- heat cooking oil in a wok over medium heat
- fry onions, stirring regularly, until dark brown and beginning to char around edges
- add sugar and stir constantly for 1 minute
- add vinegar and stir constantly until reduced and sticky
In Australia, home fireworks are illegal and I’m guessing there are a lot of one-handed amateur fire-work enthusiasts who can explain why. Here in China, however, anything goes. Not that home fireworks are strictly legal, it’s just that everyone ignores the rules and sets them off anyway. But in such a densely populated city, where should you set them off? A level, fire-proof surface with no passers-by would be ideal……..how about the middle of the road? OK, OK so there are a few passers by, on bikes and on scooters, but they can swerve can’t they??
Place your box of fireworks in the middle of the road. Remember not to bother about the frequently crossing powerlines overhead. Light the wick with your cigarette just as a car passes. Retreat to a safe distance of 2 metres.
Watch with excitement, and with your ears covered, as your box takes off! At least twenty fireworks, one after the other, rocket forth – stars, peonies, chyrsanthemums, spirals. and pony tails. All-banging, all-whistling, all-smoking fun! (avoid the temptation to go and poke your box with a live Super Sparkler when one appears to mis-fire).
Can you imagine what it would be like inside a firework? Now magnify the noise, the hiss, the explosion, and the light by about a thousand. That’s Chinese New Year. For hours we were surrounded by a 360 degree cacophony of light, noise, sulphur and smoke, whistles, hummers, crackles, shells and cheers. The sky turned red with smoke, and the Tiger felt well-welcomed. Happy New Year!
If you want to buy some firecrackers for New Year’s Eve, look no further than your local fruit shop. You’re very likely to find that a makeshift stall selling fireworks has sprung up beside the bananas and baskets of tangerines, just like this one on Nanchang Lu.

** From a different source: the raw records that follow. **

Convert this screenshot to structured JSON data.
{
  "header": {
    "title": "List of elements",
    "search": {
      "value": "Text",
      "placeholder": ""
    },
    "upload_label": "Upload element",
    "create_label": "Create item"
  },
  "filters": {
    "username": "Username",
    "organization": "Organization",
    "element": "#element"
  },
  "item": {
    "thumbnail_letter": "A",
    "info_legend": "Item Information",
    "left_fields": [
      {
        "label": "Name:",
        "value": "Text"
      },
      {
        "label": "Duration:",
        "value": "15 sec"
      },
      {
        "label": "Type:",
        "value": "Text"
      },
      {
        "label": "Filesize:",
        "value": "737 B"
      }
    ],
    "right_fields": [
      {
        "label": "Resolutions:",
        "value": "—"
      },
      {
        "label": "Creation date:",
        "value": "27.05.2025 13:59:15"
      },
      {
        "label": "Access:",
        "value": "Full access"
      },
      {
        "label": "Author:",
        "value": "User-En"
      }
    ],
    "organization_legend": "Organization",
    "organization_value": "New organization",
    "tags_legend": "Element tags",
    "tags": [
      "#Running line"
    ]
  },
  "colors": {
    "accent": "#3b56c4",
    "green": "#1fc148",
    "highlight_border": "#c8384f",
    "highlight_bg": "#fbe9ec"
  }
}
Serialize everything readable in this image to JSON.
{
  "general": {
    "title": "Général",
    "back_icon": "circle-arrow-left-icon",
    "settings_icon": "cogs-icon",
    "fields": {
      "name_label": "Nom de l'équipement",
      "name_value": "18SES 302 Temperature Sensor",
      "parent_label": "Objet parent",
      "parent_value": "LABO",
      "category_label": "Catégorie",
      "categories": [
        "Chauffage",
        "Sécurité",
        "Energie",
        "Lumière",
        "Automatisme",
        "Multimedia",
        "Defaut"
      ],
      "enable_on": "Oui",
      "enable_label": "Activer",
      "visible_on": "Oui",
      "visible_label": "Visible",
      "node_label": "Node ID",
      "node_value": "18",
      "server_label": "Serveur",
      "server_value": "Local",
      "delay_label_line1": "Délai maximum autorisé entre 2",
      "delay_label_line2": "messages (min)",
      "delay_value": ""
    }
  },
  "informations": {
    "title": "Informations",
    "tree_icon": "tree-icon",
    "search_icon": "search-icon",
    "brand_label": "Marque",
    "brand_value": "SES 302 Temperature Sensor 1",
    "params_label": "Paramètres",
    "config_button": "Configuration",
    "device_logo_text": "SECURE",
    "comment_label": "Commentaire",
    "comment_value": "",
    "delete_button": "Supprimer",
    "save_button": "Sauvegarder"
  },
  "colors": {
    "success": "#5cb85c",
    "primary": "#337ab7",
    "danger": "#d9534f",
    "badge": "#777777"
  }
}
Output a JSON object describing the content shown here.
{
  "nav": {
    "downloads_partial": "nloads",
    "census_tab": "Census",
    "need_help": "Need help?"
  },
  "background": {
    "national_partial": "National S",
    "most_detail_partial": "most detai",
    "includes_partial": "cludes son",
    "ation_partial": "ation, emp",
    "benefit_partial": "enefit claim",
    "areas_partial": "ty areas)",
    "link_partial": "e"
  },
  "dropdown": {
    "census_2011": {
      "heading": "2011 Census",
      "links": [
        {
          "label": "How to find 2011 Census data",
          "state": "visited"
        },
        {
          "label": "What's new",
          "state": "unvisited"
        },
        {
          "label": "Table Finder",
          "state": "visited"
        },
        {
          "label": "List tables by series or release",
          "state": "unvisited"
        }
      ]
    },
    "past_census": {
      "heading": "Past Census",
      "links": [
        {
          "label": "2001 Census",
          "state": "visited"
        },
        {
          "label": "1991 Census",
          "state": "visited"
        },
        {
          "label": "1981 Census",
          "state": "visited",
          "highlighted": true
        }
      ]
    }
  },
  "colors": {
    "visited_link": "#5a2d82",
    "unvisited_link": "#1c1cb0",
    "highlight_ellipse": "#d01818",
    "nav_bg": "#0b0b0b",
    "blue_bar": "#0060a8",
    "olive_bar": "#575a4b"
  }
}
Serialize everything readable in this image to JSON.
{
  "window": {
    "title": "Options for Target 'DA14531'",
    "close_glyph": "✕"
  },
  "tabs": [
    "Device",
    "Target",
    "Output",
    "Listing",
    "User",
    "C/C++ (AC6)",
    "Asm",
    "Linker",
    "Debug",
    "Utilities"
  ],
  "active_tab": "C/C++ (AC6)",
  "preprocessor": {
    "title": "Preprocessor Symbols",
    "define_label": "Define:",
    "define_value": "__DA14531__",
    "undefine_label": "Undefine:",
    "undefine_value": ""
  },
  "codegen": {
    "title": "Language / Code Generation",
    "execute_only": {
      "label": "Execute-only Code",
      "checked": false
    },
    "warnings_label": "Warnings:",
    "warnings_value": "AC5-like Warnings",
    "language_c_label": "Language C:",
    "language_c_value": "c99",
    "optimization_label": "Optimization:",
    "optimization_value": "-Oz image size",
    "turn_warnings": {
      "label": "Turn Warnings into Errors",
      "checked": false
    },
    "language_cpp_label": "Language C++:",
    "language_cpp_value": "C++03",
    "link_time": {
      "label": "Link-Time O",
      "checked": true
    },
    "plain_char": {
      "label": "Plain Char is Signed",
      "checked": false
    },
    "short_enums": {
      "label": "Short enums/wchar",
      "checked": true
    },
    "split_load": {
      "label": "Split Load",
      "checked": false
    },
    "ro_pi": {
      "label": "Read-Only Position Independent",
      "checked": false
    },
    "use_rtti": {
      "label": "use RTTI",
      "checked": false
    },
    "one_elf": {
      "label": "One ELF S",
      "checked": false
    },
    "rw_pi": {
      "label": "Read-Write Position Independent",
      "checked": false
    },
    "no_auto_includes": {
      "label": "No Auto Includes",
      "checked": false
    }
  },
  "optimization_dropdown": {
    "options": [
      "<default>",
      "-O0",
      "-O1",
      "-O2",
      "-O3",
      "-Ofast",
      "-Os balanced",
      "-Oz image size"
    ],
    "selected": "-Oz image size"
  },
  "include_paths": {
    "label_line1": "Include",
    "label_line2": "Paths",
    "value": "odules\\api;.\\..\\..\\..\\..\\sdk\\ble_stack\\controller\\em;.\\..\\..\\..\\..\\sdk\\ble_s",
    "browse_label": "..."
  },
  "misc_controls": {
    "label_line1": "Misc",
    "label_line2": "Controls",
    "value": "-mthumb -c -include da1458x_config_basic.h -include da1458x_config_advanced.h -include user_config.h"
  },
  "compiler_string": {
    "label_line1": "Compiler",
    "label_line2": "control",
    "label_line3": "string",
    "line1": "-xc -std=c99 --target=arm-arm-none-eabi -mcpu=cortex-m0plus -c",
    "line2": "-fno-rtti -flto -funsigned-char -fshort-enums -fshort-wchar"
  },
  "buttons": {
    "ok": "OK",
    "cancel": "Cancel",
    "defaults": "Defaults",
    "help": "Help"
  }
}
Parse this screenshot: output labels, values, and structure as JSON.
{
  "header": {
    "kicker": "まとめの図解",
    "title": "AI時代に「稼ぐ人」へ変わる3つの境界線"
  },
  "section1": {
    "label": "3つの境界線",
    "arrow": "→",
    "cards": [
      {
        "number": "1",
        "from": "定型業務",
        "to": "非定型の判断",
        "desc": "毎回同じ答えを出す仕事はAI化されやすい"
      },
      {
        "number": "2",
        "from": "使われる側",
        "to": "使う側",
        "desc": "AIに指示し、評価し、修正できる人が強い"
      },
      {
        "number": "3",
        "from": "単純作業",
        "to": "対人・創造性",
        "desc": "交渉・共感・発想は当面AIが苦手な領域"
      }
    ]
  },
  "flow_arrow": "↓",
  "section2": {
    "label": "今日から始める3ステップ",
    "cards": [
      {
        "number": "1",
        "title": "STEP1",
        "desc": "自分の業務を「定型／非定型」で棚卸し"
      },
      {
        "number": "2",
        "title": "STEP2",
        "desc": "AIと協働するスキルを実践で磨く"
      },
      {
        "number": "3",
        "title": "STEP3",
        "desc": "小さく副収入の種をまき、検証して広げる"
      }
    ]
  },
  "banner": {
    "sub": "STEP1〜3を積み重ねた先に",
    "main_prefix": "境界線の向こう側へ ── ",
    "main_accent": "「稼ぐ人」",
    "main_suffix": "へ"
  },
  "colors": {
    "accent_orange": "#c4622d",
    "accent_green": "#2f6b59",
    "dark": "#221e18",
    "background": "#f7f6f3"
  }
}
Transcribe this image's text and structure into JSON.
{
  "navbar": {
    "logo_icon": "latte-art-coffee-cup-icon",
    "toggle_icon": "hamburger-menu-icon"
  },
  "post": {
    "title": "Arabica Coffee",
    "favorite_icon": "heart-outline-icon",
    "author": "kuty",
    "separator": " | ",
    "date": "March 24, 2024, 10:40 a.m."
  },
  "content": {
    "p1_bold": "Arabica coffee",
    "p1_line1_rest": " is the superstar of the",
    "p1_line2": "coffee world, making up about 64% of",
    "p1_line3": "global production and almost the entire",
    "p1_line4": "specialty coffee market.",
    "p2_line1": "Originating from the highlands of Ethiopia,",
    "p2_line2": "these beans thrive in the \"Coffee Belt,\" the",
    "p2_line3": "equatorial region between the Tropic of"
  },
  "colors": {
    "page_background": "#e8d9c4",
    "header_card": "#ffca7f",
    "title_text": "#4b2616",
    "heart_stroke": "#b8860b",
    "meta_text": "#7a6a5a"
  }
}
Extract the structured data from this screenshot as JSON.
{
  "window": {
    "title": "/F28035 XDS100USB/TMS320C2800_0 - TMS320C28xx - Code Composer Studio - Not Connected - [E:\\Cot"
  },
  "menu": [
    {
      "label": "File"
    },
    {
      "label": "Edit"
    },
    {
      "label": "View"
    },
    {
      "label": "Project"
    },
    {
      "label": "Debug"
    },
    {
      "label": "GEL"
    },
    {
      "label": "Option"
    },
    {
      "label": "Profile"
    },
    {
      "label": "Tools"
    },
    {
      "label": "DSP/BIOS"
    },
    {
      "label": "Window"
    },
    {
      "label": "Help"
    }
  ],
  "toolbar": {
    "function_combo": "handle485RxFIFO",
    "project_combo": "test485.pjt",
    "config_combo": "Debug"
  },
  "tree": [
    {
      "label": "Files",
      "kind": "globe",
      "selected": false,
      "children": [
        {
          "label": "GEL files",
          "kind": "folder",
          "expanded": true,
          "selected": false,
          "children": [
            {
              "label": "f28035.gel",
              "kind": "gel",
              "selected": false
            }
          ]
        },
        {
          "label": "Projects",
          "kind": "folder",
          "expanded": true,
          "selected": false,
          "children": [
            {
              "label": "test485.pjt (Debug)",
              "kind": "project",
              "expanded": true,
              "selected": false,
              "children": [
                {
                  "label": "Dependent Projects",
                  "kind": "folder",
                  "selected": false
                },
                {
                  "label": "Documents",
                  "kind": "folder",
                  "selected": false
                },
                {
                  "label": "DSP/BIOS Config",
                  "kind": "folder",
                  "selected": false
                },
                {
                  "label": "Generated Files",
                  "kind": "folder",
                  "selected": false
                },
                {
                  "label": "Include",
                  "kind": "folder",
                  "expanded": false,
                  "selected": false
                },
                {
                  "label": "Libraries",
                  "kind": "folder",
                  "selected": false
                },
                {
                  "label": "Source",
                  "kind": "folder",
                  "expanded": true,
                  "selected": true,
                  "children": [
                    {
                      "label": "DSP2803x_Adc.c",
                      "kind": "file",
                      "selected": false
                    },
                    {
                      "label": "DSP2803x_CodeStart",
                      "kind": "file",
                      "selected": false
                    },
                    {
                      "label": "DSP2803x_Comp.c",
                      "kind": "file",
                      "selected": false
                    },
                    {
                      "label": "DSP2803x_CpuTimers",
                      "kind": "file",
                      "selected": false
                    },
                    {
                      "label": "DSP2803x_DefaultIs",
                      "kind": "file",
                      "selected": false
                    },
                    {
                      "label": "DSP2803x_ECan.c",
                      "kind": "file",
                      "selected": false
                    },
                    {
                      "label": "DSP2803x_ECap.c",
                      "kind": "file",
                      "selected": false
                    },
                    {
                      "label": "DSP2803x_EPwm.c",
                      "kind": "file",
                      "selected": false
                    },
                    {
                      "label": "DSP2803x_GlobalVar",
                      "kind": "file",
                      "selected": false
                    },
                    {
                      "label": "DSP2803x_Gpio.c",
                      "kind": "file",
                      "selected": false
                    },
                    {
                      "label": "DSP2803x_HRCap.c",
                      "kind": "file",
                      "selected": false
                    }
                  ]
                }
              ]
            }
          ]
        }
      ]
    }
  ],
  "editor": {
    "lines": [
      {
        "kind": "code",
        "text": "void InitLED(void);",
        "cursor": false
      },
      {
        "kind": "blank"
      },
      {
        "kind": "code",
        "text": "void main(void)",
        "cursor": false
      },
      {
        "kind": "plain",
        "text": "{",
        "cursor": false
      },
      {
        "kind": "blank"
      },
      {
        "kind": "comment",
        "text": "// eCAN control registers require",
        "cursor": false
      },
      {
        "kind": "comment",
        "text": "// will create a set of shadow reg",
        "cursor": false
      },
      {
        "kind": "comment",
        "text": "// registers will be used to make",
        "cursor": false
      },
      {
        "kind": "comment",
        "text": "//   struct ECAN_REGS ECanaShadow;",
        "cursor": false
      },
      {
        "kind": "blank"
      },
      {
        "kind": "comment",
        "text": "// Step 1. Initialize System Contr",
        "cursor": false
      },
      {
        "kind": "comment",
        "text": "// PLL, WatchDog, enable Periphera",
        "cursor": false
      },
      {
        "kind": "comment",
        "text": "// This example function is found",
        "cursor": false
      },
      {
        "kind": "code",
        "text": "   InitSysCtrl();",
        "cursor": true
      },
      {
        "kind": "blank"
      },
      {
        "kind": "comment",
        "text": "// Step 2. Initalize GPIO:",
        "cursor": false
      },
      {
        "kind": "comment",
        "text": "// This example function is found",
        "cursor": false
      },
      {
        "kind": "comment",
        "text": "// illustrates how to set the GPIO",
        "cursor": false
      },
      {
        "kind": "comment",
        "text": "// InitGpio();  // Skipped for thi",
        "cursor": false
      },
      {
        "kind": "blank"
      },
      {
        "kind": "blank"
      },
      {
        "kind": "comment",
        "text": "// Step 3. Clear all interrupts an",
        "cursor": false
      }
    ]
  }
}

Now if you only have 5 yuan, that will get you about 50 short sparklers. Enough to keep 2 children occupied for say, 5 minutes. And requiring about 150 matches.
If you have 20 yuan you can buy 10 Super Sparklers, they shoot flames from the tip. They’re about 80cm long, alarming easy to light and much more entertaining, although slightly more hazardous.
Should you have 100 yuan, you can have a big fat box of really noisy, totally unregulated, full-on fireworks. Enough to keep one husband and about six other helpful blokes very happy.
Near the Yu Gardens on Fuyou Lu is the kind of market it should be illegal for me to go anywhere near. What a place! Commonly known as the ‘Commodities market’ it sells every bit of cheap plastic tat your heart could desire. From the outside it’s a fairly non-descript peach concrete building, with a few lantern stalls near the entrances. But the thousands of motorbikes, scooters and bicycles parked outside, and the teeming hordes of people coming and going suggest that this is not your average peach concrete building (certainly plenty of those in Shanghai). It’s five floors of noisy, cramped, packed, busy, bustling shops selling plastic bags, rubber bands, mittens, lanterns, fireworks, party poppers, wigs, underwear, wedding trinkets, and children’s costumes.
Need a USB hub shaped like a cow? It moos every time you connect it! And how can you resist when it’s only 20 yuan??
Year of the Tiger undies? Here they are!
A word of warning though – bring your sharpest Shanghai elbows, leave your personal space at the front door, and if you smell smoke………bolt like hell. The combination of all that plastic and fireworks with five thousand smoking shoppers could be quite explosive.
We just spent a weekend in Tongli – it’s a small town west of Shanghai with a maze of small canals and old stone houses. Despite the bitter cold a happy wedding group set off to the ear-splitting sound of hundreds of confetti fire-crackers, followed by an entourage of friends and family as they walked beside the canal on their way to good food and a day of celebration.